---------- DATA SHOWN

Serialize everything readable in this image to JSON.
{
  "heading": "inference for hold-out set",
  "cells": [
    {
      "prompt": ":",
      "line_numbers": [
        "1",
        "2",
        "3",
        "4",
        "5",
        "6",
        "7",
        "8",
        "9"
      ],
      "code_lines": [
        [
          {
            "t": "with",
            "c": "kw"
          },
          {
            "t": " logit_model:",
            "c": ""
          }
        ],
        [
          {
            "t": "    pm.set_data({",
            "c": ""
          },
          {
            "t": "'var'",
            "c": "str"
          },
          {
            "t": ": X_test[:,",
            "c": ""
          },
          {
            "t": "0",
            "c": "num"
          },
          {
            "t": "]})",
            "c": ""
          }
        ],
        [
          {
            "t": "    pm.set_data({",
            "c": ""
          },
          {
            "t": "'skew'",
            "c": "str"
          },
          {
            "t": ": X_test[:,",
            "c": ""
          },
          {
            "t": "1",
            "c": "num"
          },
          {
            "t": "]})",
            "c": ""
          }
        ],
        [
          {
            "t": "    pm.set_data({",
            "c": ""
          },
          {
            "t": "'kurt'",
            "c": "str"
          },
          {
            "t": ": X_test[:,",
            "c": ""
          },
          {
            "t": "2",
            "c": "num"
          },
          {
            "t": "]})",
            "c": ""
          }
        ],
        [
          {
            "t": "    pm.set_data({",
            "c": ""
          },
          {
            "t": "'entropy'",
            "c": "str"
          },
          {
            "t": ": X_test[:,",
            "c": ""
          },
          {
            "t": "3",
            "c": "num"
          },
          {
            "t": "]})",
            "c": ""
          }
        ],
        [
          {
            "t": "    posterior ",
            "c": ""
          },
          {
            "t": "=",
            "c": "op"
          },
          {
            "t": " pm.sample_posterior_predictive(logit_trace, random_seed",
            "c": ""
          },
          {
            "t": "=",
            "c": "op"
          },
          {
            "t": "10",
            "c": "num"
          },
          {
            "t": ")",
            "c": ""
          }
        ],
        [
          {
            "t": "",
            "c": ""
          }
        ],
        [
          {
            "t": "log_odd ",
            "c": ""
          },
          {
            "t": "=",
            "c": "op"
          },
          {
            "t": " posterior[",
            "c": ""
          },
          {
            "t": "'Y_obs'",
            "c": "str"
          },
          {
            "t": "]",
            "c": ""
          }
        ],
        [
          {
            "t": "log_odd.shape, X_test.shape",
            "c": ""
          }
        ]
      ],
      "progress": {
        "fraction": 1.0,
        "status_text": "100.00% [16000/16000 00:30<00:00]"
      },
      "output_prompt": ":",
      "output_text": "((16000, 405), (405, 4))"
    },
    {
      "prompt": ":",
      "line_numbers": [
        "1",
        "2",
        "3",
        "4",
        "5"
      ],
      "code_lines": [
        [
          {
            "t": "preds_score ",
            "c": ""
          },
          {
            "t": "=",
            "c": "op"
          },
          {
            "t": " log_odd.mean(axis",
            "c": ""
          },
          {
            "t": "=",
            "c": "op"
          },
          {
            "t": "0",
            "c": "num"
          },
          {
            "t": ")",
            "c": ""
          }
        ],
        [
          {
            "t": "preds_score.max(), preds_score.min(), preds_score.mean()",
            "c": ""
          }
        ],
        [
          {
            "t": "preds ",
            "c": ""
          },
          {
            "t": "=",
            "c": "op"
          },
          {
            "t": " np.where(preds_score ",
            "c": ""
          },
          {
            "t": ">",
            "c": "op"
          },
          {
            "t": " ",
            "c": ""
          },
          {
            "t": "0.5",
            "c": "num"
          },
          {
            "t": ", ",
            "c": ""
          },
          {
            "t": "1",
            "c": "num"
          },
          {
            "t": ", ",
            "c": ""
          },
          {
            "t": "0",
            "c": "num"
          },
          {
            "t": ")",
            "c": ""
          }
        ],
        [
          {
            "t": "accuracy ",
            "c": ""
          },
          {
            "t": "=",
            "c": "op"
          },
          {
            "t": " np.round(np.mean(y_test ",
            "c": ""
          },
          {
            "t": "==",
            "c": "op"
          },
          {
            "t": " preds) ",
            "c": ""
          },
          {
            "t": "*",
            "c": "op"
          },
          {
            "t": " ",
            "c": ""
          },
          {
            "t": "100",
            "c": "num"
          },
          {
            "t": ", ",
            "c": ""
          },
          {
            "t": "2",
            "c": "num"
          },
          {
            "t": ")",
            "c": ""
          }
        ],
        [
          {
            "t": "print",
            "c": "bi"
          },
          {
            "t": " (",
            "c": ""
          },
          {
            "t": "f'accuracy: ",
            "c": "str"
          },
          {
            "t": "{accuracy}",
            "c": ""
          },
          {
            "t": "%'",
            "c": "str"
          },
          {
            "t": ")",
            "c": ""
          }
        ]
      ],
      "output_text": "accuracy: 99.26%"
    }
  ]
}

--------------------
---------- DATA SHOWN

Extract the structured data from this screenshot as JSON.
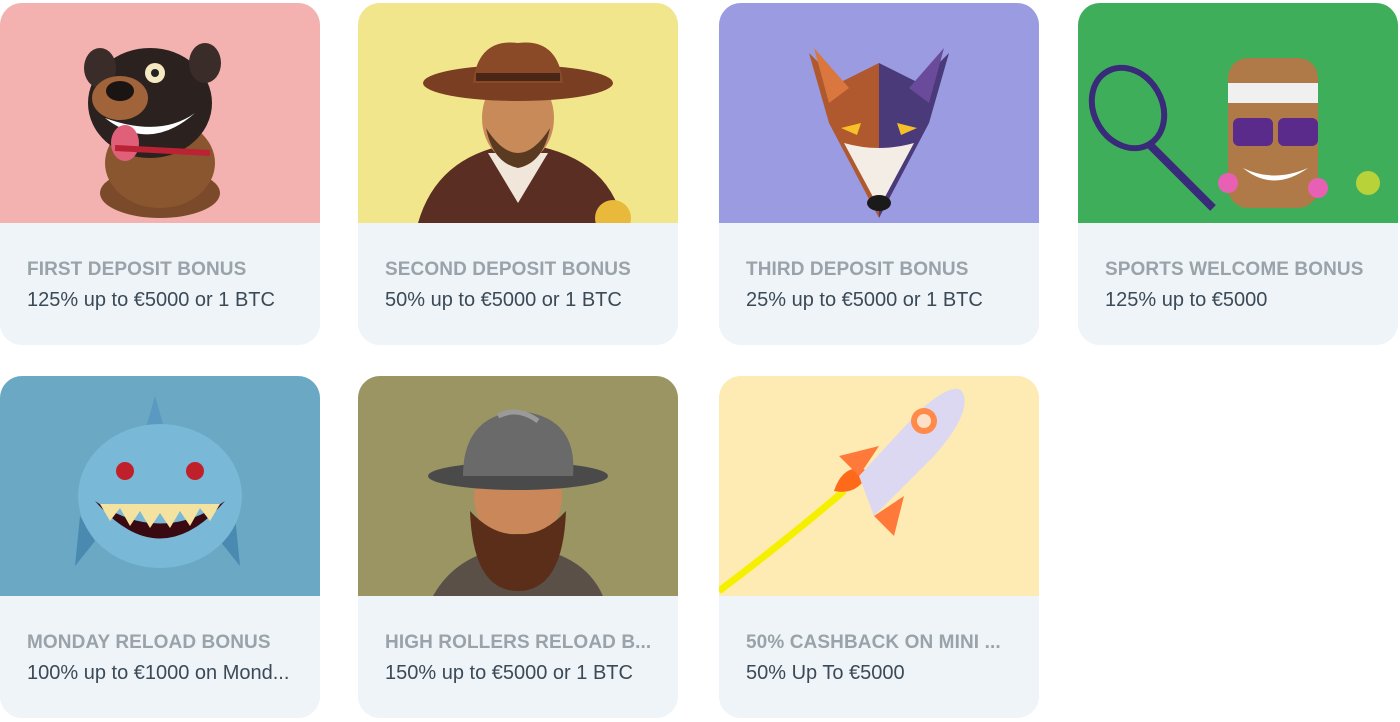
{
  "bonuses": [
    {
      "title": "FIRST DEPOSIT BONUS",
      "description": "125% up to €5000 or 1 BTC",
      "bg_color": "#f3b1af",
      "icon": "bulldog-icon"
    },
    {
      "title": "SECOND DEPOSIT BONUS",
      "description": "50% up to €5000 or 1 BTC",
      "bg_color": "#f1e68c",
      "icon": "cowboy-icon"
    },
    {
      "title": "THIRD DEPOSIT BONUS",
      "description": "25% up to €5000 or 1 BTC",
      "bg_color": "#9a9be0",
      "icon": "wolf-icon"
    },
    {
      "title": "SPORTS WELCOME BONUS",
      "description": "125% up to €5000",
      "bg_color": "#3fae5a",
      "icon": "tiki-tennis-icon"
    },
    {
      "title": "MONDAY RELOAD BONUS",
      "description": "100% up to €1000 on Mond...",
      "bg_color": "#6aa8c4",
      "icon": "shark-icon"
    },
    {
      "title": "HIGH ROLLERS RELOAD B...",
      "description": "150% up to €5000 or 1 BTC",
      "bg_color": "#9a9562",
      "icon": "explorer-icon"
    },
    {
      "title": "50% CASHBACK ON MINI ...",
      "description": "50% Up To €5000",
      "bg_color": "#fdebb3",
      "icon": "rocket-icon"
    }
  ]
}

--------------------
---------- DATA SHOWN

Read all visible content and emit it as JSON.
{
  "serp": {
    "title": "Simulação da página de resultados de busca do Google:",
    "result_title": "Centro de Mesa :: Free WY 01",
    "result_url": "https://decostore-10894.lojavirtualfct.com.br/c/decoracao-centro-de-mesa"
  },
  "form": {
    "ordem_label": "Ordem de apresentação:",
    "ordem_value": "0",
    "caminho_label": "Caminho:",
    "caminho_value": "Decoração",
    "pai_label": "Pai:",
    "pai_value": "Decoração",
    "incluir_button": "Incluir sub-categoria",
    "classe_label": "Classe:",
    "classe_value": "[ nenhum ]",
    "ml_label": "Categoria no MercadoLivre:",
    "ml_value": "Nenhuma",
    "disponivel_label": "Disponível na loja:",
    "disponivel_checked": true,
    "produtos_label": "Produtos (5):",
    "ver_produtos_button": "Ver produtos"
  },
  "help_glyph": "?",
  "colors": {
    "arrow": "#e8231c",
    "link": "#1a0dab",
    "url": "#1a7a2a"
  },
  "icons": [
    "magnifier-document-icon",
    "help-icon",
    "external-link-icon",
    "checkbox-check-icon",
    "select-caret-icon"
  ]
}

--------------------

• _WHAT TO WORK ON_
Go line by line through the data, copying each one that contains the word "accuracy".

• _TASK OUTPUT_
            "t": "accuracy ",
            "t": "f'accuracy: ",
            "t": "{accuracy}",
      "output_text": "accuracy: 99.26%"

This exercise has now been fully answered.